What is Open Access?
Open Access means making research publications freely available to the public without barriers such as subscriptions or copyright restrictions. There are various different types of Open Access, and the attitudes and practices of publishers and journals can vary considerably.
Useful information about Open Access from an Australian perspective is provided by the Australian Open Access Support Group (AOASG).
What types of Open Access are there?
The main types of Open Access are:
- Open Access journals and books: free publication on the Web, without any payment by the author or the reader;
- Open Access funded by fees paid by authors: free publication on the Web, with the author(s) paying an Article Processing Charge or similar type of fee;
- Open Access permitted by traditional publishers: free distribution on the Web of specific articles or book chapters, where permitted by the policies of a specific publisher.
The quality and policies of self-styled Open Access publishers can vary greatly. Useful criteria for evaluating such publishers can be found at Beall’s List of Possible Predatory Open Access Publishers.
How can I find out the Open Access policy of a specific publisher?
Most publishers have a statement on their Web site setting out their approach to Open Access.
Specific publishers’ policies are also documented by the SHERPA/RoMEO Web site.
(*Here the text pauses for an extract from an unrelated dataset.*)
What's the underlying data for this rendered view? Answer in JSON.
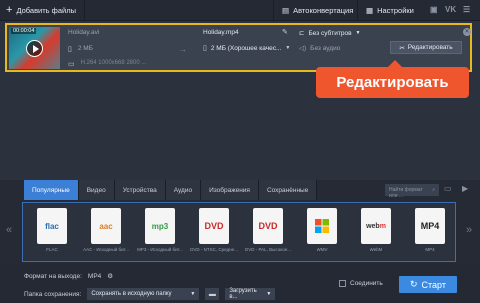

If the publisher is not listed there, you can follow the procedure for requesting that they publicize their policy on the Web site.
A common Open Access approach adopted by many publishers is the following model:
- The author transfers copyright to the publisher;
- The publisher permits the author to make freely available the following versions of an article: pre-print (author’s copy before refereeing) and post-print (author’s revised final copy after refereeing);
- The publisher does not permit the author to make the publisher’s PDF version freely available, and may require the author to pay a processing charge in order to make the publisher’s PDF version freely available.
What are the Australian Research Council’s requirements?
The ARC requires that all publications derived from ARC-funded research must be made freely available through Open Access copies.
This applies to projects funded from 2015 onwards, and is not retrospective.
This does not mean that articles must be published in Open Access (“free to access”) journals. An acceptable alternative is to make available a copy of the “accepted version” (post-print) of an article published in a subscription journal.
The ARC requires that this Open Access copy be made available through an institution’s “research publications repository”, which is usually managed by the University Library, e.g. at Monash, Queensland, and Melbourne.
Can I use services like academia.edu and ResearchGate?
These services do not meet the ARC’s requirements for Open Access. The ARC requires that this Open Access copy be made available through an institution’s “research publications repository”, which is usually managed by the University Library, e.g. at Monash, Queensland, and Melbourne.
If you use services like academia.edu and ResearchGate to promote your research, please be cautious about posting articles or book chapters to them. Individual researchers are liable for any breach of copyright caused by posting copies of articles or book chapters – the owners of the services disclaim all legal responsibility.
What is Parergon’s approach to Open Access?
Parergon has an Open Access policy, which is stated on the Web site: http://www.parergon.arts.uwa.edu.au/copyright_and_terms_of_publication
The main provisions are as follows:
- Authors retain their own copyright, rather than transferring it to Parergon/ANZAMEMS;
- Authors can make the “accepted version” (post-print) and the “submitted version” (pre-print) of their article freely available on the Web;
- They cannot use the Project MUSE PDF file for this purpose; they must use either their own Word/PDF copy or a copy derived from the printed version of Parergon.
The policy complies with the ARC’s Open Access requirements.